Arts and Culture

Sacraments of Hope

First in a series

FORTUNATELY FOR ME, every so often I come across an essay in a Catholic periodical, often America or Commonweal, that provides me with some challenging insights into some Christian mystery. I am so moved by the essay that I wish to share the insights with others. The most recent marvelous essay that both instructed me and inspired me was Paul J. Wadell’s “Not Settling for Less: The Audacity and Practice of Christian Hope” in the Nov. 21, 2016 issue of America.

About 40 years ago, I wrote a book about hope. What I tried to do in a book Waddell did better in a four-page essay. There is so much insight and wisdom in ”Not Settling for Less” that I have decided to devote the next meeting of a discussion group I moderate to discussing his essay.

Early in his essay Waddell mentions that worldwide images of suffering and death, of various tragedies and calamities may make it difficult for us to hope. However, he then writes the following:

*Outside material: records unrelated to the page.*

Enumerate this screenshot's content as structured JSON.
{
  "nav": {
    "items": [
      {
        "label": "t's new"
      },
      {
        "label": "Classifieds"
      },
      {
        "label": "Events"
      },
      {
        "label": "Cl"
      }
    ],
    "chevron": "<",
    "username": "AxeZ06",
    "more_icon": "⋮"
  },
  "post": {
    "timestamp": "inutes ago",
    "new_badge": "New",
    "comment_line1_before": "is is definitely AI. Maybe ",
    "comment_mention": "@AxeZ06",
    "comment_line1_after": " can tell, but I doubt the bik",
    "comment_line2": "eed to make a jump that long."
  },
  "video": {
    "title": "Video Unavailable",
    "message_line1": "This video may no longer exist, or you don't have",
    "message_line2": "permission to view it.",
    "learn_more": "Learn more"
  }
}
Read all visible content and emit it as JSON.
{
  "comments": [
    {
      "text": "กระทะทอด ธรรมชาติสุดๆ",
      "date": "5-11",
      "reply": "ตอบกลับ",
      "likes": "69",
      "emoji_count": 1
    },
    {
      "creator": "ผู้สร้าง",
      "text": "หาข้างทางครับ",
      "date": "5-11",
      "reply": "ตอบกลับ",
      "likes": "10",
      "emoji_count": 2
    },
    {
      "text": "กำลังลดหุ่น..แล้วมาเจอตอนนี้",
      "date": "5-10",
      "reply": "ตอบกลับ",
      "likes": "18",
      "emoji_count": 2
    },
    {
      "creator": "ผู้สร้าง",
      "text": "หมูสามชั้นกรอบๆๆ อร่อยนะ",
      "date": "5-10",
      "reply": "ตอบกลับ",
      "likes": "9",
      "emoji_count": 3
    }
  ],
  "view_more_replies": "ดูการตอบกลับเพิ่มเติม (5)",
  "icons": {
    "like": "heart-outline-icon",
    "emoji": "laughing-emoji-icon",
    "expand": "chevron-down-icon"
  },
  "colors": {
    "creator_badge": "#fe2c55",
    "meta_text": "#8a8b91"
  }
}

“These can threaten hope. But perhaps what threatens hope even more today are not these tragedies and calamities but the soft and subtle despair we settle into when we slip into ways of living that rob us of the exalted good God wants for us. The problem is not that we hope for too much, but that we have learned to settle for so little. We have caused the horizons of hope to shrink. We have lost sight of hope’s transcendent dimension because we have forgotten the incomparable promise to which hope always beckons.” (p. 20)

Wadell’s insight that there is a serious danger that we hope not for too much, but for too little, is important and should move us to be awestruck when we place our hope in God. We hope for salvation, for an eternity with God. This is God’s desire, God’s plan for each of us. But our hope for an eternity with God should color the way we live prior to entering heaven.

If we live placing our hope in God’s love for us, then we achieve a new freedom. Our hope reminds us how precious we are to God, how special we are in God’s plan. Rather than leading us to try to escape our historical situation, hope calls us to enter more deeply into it.

If we believe we have been bought at a great price, namely the death and resurrection of Jesus, then we should be able, at least to some extent, to pass beyond our selfishness and petty self-preoccupation and embrace more freely our vocation to love God and neighbor. Pope Benedict’s words in his encyclical on hope will describe us: “The one who has hope lives differently; the one who hopes has been granted the gift of a new life.”

I think one activity that might distract us from God’s love for us and providential presence in our lives is to place our hope in finite realities such as money, power, a career or any reality that is less than God. Anyone who reads this column regularly knows of my interest in films. Years ago in an interview, author/director Woody Allen noted that even if he created a film that was a masterpiece, the film would not provide salvation. Because the masterpiece would not save him, he said that he had to wonder why he continues to make films. Though Allen claims he is an atheist, he sees clearly that nothing less than God could provide salvation.

The Christian community should be a community of hope. I don’t hope in God as an isolated individual but as a member of God’s people, a pilgrim people moving toward the fullness of God’s kingdom, which we call heaven. We can be signs of hope for one another.

Recently, I had a wonderful experience with students at St. John’s University. As an assignment in an introduction to philosophy course, I had students engage in eight hours of service and write an essay linking the experience to what we were discussing in class about human finitude, neediness and vulnerability. The students could serve in a nursing home, soup kitchen, hospital, school or parish – almost any place where they could serve others. No special knowledge or skill was required. All that was needed was human compassion and a desire to serve.

In reading their essays, I was taught by my students. Their love for those they were serving was inspiring. For me, the students became symbols of hope, signs of hope, sacraments of hope.

Father Lauder is a philosophy professor at St. John’s University, Jamaica, and author of “Pope Francis’ Spirituality and Our Story” (Resurrection Press).